**AIM OF THE EXERCISE**
Write every line of the material out exactly as shown.

**GIVEN INFORMATION**
-*-*-

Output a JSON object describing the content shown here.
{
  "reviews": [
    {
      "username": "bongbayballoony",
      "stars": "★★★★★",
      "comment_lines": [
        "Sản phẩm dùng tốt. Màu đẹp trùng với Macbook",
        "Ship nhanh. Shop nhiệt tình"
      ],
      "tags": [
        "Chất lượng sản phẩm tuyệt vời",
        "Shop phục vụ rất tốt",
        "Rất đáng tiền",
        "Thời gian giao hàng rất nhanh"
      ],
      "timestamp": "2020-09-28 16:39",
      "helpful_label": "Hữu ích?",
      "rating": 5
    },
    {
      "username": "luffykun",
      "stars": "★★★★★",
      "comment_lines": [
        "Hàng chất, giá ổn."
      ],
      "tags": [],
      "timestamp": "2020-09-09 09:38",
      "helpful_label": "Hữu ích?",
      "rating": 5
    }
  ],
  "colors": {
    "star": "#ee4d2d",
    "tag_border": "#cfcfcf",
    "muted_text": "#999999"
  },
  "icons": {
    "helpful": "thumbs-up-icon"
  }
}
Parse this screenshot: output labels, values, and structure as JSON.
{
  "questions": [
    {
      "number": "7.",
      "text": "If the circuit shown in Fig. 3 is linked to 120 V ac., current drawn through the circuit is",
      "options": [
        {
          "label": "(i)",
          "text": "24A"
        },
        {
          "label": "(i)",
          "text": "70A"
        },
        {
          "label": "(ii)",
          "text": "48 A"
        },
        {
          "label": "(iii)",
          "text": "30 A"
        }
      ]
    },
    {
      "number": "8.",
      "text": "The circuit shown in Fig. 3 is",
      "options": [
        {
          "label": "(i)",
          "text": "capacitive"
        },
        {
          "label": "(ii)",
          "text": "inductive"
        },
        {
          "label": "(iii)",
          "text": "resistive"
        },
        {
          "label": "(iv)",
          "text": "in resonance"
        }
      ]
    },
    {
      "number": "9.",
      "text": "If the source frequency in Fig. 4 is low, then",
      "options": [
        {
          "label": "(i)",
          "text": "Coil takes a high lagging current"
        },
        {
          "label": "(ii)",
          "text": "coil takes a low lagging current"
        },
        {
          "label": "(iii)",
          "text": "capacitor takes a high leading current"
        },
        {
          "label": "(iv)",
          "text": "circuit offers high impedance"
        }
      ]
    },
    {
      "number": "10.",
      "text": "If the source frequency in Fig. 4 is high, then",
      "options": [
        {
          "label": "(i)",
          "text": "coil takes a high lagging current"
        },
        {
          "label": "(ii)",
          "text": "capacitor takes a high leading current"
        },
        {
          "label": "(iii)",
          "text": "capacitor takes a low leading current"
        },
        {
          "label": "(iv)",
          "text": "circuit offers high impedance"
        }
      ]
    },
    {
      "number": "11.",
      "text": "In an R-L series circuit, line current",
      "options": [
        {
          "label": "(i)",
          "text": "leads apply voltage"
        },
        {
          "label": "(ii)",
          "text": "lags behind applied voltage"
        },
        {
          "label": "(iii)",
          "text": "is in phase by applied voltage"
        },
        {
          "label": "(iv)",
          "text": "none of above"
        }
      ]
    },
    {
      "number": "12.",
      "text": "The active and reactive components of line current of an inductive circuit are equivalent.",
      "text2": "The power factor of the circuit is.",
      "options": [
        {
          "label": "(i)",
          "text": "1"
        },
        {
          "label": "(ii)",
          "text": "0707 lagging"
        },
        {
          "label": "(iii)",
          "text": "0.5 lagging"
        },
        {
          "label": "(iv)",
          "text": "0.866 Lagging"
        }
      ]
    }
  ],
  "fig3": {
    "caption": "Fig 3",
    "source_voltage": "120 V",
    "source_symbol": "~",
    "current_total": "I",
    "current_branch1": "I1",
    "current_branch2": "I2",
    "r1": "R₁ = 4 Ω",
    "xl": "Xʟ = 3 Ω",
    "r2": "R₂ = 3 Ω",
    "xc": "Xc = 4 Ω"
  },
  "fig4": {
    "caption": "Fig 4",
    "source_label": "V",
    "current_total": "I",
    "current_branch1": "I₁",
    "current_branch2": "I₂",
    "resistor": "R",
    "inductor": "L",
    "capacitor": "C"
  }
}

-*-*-

**TASK RESULT**
Output a JSON object describing the content shown here.
{
  "reviews": [
    {
      "username": "bongbayballoony",
      "stars": "★★★★★",
      "comment_lines": [
        "Sản phẩm dùng tốt. Màu đẹp trùng với Macbook",
        "Ship nhanh. Shop nhiệt tình"
      ],
      "tags": [
        "Chất lượng sản phẩm tuyệt vời",
        "Shop phục vụ rất tốt",
        "Rất đáng tiền",
        "Thời gian giao hàng rất nhanh"
      ],
      "timestamp": "2020-09-28 16:39",
      "helpful_label": "Hữu ích?",
      "rating": 5
    },
    {
      "username": "luffykun",
      "stars": "★★★★★",
      "comment_lines": [
        "Hàng chất, giá ổn."
      ],
      "tags": [],
      "timestamp": "2020-09-09 09:38",
      "helpful_label": "Hữu ích?",
      "rating": 5
    }
  ],
  "colors": {
    "star": "#ee4d2d",
    "tag_border": "#cfcfcf",
    "muted_text": "#999999"
  },
  "icons": {
    "helpful": "thumbs-up-icon"
  }
}
Parse this screenshot: output labels, values, and structure as JSON.
{
  "questions": [
    {
      "number": "7.",
      "text": "If the circuit shown in Fig. 3 is linked to 120 V ac., current drawn through the circuit is",
      "options": [
        {
          "label": "(i)",
          "text": "24A"
        },
        {
          "label": "(i)",
          "text": "70A"
        },
        {
          "label": "(ii)",
          "text": "48 A"
        },
        {
          "label": "(iii)",
          "text": "30 A"
        }
      ]
    },
    {
      "number": "8.",
      "text": "The circuit shown in Fig. 3 is",
      "options": [
        {
          "label": "(i)",
          "text": "capacitive"
        },
        {
          "label": "(ii)",
          "text": "inductive"
        },
        {
          "label": "(iii)",
          "text": "resistive"
        },
        {
          "label": "(iv)",
          "text": "in resonance"
        }
      ]
    },
    {
      "number": "9.",
      "text": "If the source frequency in Fig. 4 is low, then",
      "options": [
        {
          "label": "(i)",
          "text": "Coil takes a high lagging current"
        },
        {
          "label": "(ii)",
          "text": "coil takes a low lagging current"
        },
        {
          "label": "(iii)",
          "text": "capacitor takes a high leading current"
        },
        {
          "label": "(iv)",
          "text": "circuit offers high impedance"
        }
      ]
    },
    {
      "number": "10.",
      "text": "If the source frequency in Fig. 4 is high, then",
      "options": [
        {
          "label": "(i)",
          "text": "coil takes a high lagging current"
        },
        {
          "label": "(ii)",
          "text": "capacitor takes a high leading current"
        },
        {
          "label": "(iii)",
          "text": "capacitor takes a low leading current"
        },
        {
          "label": "(iv)",
          "text": "circuit offers high impedance"
        }
      ]
    },
    {
      "number": "11.",
      "text": "In an R-L series circuit, line current",
      "options": [
        {
          "label": "(i)",
          "text": "leads apply voltage"
        },
        {
          "label": "(ii)",
          "text": "lags behind applied voltage"
        },
        {
          "label": "(iii)",
          "text": "is in phase by applied voltage"
        },
        {
          "label": "(iv)",
          "text": "none of above"
        }
      ]
    },
    {
      "number": "12.",
      "text": "The active and reactive components of line current of an inductive circuit are equivalent.",
      "text2": "The power factor of the circuit is.",
      "options": [
        {
          "label": "(i)",
          "text": "1"
        },
        {
          "label": "(ii)",
          "text": "0707 lagging"
        },
        {
          "label": "(iii)",
          "text": "0.5 lagging"
        },
        {
          "label": "(iv)",
          "text": "0.866 Lagging"
        }
      ]
    }
  ],
  "fig3": {
    "caption": "Fig 3",
    "source_voltage": "120 V",
    "source_symbol": "~",
    "current_total": "I",
    "current_branch1": "I1",
    "current_branch2": "I2",
    "r1": "R₁ = 4 Ω",
    "xl": "Xʟ = 3 Ω",
    "r2": "R₂ = 3 Ω",
    "xc": "Xc = 4 Ω"
  },
  "fig4": {
    "caption": "Fig 4",
    "source_label": "V",
    "current_total": "I",
    "current_branch1": "I₁",
    "current_branch2": "I₂",
    "resistor": "R",
    "inductor": "L",
    "capacitor": "C"
  }
}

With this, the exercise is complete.